**Provided material**:
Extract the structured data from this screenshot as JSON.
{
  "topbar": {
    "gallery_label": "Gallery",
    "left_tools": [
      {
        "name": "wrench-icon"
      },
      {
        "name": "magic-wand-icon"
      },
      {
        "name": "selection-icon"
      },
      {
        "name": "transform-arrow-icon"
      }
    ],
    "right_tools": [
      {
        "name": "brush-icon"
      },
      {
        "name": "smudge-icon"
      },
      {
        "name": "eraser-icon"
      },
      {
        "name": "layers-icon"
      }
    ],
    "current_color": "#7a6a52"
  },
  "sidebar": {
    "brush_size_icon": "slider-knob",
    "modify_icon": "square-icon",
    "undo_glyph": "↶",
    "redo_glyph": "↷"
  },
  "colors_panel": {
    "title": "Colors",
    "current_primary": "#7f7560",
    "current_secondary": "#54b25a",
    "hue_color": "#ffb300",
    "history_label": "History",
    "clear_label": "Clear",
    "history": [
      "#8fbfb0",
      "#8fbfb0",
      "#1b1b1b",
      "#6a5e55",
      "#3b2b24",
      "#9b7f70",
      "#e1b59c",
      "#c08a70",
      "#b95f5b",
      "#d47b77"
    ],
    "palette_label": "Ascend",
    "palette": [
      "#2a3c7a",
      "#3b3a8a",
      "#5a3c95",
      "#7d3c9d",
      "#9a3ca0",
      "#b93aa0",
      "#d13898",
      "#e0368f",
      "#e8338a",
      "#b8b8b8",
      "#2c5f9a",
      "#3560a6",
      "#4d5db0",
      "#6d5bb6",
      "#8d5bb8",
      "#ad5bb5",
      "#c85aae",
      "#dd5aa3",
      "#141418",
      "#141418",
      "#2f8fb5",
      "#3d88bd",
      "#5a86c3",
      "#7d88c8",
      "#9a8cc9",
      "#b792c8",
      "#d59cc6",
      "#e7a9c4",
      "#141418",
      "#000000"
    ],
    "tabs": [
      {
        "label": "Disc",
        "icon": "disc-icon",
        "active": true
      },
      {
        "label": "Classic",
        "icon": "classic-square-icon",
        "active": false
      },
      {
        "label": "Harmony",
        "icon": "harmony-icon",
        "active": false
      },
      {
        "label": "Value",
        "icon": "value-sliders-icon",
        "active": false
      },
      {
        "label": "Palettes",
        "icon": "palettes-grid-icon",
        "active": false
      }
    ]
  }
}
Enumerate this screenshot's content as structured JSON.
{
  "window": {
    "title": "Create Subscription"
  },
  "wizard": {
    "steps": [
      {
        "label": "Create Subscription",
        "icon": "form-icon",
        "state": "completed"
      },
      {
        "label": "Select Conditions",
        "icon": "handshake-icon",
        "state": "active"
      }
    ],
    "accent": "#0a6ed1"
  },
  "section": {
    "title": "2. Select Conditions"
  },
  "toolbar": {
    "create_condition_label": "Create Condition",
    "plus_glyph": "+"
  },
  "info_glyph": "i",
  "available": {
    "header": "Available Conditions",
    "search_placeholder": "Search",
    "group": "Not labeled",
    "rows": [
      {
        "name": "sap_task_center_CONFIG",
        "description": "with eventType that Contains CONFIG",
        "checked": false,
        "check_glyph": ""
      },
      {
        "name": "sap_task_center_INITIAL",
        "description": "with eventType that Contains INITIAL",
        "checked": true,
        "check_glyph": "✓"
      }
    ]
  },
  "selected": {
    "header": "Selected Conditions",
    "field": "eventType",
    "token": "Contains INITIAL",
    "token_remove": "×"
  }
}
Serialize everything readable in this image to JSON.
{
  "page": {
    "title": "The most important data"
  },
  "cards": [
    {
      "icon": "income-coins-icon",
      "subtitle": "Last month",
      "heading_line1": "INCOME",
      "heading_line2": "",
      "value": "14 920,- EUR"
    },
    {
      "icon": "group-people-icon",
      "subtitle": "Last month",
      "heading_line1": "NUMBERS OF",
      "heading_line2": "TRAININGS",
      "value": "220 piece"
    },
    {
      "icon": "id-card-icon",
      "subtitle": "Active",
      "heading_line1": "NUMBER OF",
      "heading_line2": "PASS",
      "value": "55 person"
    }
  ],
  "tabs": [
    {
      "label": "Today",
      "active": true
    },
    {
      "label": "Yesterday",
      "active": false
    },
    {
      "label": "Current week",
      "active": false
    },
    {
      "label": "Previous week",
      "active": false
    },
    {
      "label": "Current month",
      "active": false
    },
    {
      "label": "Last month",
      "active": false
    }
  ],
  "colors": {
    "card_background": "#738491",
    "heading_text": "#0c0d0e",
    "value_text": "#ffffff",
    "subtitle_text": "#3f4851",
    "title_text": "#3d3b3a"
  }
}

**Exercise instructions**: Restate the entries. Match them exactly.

**Solution to this problem**:
Extract the structured data from this screenshot as JSON.
{
  "topbar": {
    "gallery_label": "Gallery",
    "left_tools": [
      {
        "name": "wrench-icon"
      },
      {
        "name": "magic-wand-icon"
      },
      {
        "name": "selection-icon"
      },
      {
        "name": "transform-arrow-icon"
      }
    ],
    "right_tools": [
      {
        "name": "brush-icon"
      },
      {
        "name": "smudge-icon"
      },
      {
        "name": "eraser-icon"
      },
      {
        "name": "layers-icon"
      }
    ],
    "current_color": "#7a6a52"
  },
  "sidebar": {
    "brush_size_icon": "slider-knob",
    "modify_icon": "square-icon",
    "undo_glyph": "↶",
    "redo_glyph": "↷"
  },
  "colors_panel": {
    "title": "Colors",
    "current_primary": "#7f7560",
    "current_secondary": "#54b25a",
    "hue_color": "#ffb300",
    "history_label": "History",
    "clear_label": "Clear",
    "history": [
      "#8fbfb0",
      "#8fbfb0",
      "#1b1b1b",
      "#6a5e55",
      "#3b2b24",
      "#9b7f70",
      "#e1b59c",
      "#c08a70",
      "#b95f5b",
      "#d47b77"
    ],
    "palette_label": "Ascend",
    "palette": [
      "#2a3c7a",
      "#3b3a8a",
      "#5a3c95",
      "#7d3c9d",
      "#9a3ca0",
      "#b93aa0",
      "#d13898",
      "#e0368f",
      "#e8338a",
      "#b8b8b8",
      "#2c5f9a",
      "#3560a6",
      "#4d5db0",
      "#6d5bb6",
      "#8d5bb8",
      "#ad5bb5",
      "#c85aae",
      "#dd5aa3",
      "#141418",
      "#141418",
      "#2f8fb5",
      "#3d88bd",
      "#5a86c3",
      "#7d88c8",
      "#9a8cc9",
      "#b792c8",
      "#d59cc6",
      "#e7a9c4",
      "#141418",
      "#000000"
    ],
    "tabs": [
      {
        "label": "Disc",
        "icon": "disc-icon",
        "active": true
      },
      {
        "label": "Classic",
        "icon": "classic-square-icon",
        "active": false
      },
      {
        "label": "Harmony",
        "icon": "harmony-icon",
        "active": false
      },
      {
        "label": "Value",
        "icon": "value-sliders-icon",
        "active": false
      },
      {
        "label": "Palettes",
        "icon": "palettes-grid-icon",
        "active": false
      }
    ]
  }
}
Enumerate this screenshot's content as structured JSON.
{
  "window": {
    "title": "Create Subscription"
  },
  "wizard": {
    "steps": [
      {
        "label": "Create Subscription",
        "icon": "form-icon",
        "state": "completed"
      },
      {
        "label": "Select Conditions",
        "icon": "handshake-icon",
        "state": "active"
      }
    ],
    "accent": "#0a6ed1"
  },
  "section": {
    "title": "2. Select Conditions"
  },
  "toolbar": {
    "create_condition_label": "Create Condition",
    "plus_glyph": "+"
  },
  "info_glyph": "i",
  "available": {
    "header": "Available Conditions",
    "search_placeholder": "Search",
    "group": "Not labeled",
    "rows": [
      {
        "name": "sap_task_center_CONFIG",
        "description": "with eventType that Contains CONFIG",
        "checked": false,
        "check_glyph": ""
      },
      {
        "name": "sap_task_center_INITIAL",
        "description": "with eventType that Contains INITIAL",
        "checked": true,
        "check_glyph": "✓"
      }
    ]
  },
  "selected": {
    "header": "Selected Conditions",
    "field": "eventType",
    "token": "Contains INITIAL",
    "token_remove": "×"
  }
}
Serialize everything readable in this image to JSON.
{
  "page": {
    "title": "The most important data"
  },
  "cards": [
    {
      "icon": "income-coins-icon",
      "subtitle": "Last month",
      "heading_line1": "INCOME",
      "heading_line2": "",
      "value": "14 920,- EUR"
    },
    {
      "icon": "group-people-icon",
      "subtitle": "Last month",
      "heading_line1": "NUMBERS OF",
      "heading_line2": "TRAININGS",
      "value": "220 piece"
    },
    {
      "icon": "id-card-icon",
      "subtitle": "Active",
      "heading_line1": "NUMBER OF",
      "heading_line2": "PASS",
      "value": "55 person"
    }
  ],
  "tabs": [
    {
      "label": "Today",
      "active": true
    },
    {
      "label": "Yesterday",
      "active": false
    },
    {
      "label": "Current week",
      "active": false
    },
    {
      "label": "Previous week",
      "active": false
    },
    {
      "label": "Current month",
      "active": false
    },
    {
      "label": "Last month",
      "active": false
    }
  ],
  "colors": {
    "card_background": "#738491",
    "heading_text": "#0c0d0e",
    "value_text": "#ffffff",
    "subtitle_text": "#3f4851",
    "title_text": "#3d3b3a"
  }
}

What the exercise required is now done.